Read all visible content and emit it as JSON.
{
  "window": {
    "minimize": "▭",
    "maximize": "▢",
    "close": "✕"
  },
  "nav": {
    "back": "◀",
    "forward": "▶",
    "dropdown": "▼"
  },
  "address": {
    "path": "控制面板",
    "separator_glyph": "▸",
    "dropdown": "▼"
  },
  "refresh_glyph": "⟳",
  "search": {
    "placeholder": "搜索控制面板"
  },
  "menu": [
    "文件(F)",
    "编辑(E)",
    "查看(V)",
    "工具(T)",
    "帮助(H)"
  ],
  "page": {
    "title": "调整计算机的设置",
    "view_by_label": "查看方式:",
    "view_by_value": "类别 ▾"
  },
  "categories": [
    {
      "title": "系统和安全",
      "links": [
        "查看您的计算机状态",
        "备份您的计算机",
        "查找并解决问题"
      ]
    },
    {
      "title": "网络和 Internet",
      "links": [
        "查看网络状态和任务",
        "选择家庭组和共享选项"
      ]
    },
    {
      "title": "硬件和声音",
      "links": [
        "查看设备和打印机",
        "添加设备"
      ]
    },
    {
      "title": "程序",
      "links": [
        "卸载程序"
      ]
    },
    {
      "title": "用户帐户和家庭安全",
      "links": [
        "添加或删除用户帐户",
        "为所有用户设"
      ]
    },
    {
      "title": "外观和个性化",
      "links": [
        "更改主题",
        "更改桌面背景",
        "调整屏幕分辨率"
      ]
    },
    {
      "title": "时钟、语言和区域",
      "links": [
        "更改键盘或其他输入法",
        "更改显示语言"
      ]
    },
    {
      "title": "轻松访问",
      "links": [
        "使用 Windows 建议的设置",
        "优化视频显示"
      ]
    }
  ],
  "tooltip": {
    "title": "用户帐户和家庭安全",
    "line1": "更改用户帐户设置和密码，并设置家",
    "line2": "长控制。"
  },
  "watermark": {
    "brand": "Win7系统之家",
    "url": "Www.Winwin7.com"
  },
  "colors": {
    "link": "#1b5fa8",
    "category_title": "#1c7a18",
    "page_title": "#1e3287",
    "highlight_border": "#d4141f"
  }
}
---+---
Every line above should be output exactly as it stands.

Read all visible content and emit it as JSON.
{
  "window": {
    "minimize": "▭",
    "maximize": "▢",
    "close": "✕"
  },
  "nav": {
    "back": "◀",
    "forward": "▶",
    "dropdown": "▼"
  },
  "address": {
    "path": "控制面板",
    "separator_glyph": "▸",
    "dropdown": "▼"
  },
  "refresh_glyph": "⟳",
  "search": {
    "placeholder": "搜索控制面板"
  },
  "menu": [
    "文件(F)",
    "编辑(E)",
    "查看(V)",
    "工具(T)",
    "帮助(H)"
  ],
  "page": {
    "title": "调整计算机的设置",
    "view_by_label": "查看方式:",
    "view_by_value": "类别 ▾"
  },
  "categories": [
    {
      "title": "系统和安全",
      "links": [
        "查看您的计算机状态",
        "备份您的计算机",
        "查找并解决问题"
      ]
    },
    {
      "title": "网络和 Internet",
      "links": [
        "查看网络状态和任务",
        "选择家庭组和共享选项"
      ]
    },
    {
      "title": "硬件和声音",
      "links": [
        "查看设备和打印机",
        "添加设备"
      ]
    },
    {
      "title": "程序",
      "links": [
        "卸载程序"
      ]
    },
    {
      "title": "用户帐户和家庭安全",
      "links": [
        "添加或删除用户帐户",
        "为所有用户设"
      ]
    },
    {
      "title": "外观和个性化",
      "links": [
        "更改主题",
        "更改桌面背景",
        "调整屏幕分辨率"
      ]
    },
    {
      "title": "时钟、语言和区域",
      "links": [
        "更改键盘或其他输入法",
        "更改显示语言"
      ]
    },
    {
      "title": "轻松访问",
      "links": [
        "使用 Windows 建议的设置",
        "优化视频显示"
      ]
    }
  ],
  "tooltip": {
    "title": "用户帐户和家庭安全",
    "line1": "更改用户帐户设置和密码，并设置家",
    "line2": "长控制。"
  },
  "watermark": {
    "brand": "Win7系统之家",
    "url": "Www.Winwin7.com"
  },
  "colors": {
    "link": "#1b5fa8",
    "category_title": "#1c7a18",
    "page_title": "#1e3287",
    "highlight_border": "#d4141f"
  }
}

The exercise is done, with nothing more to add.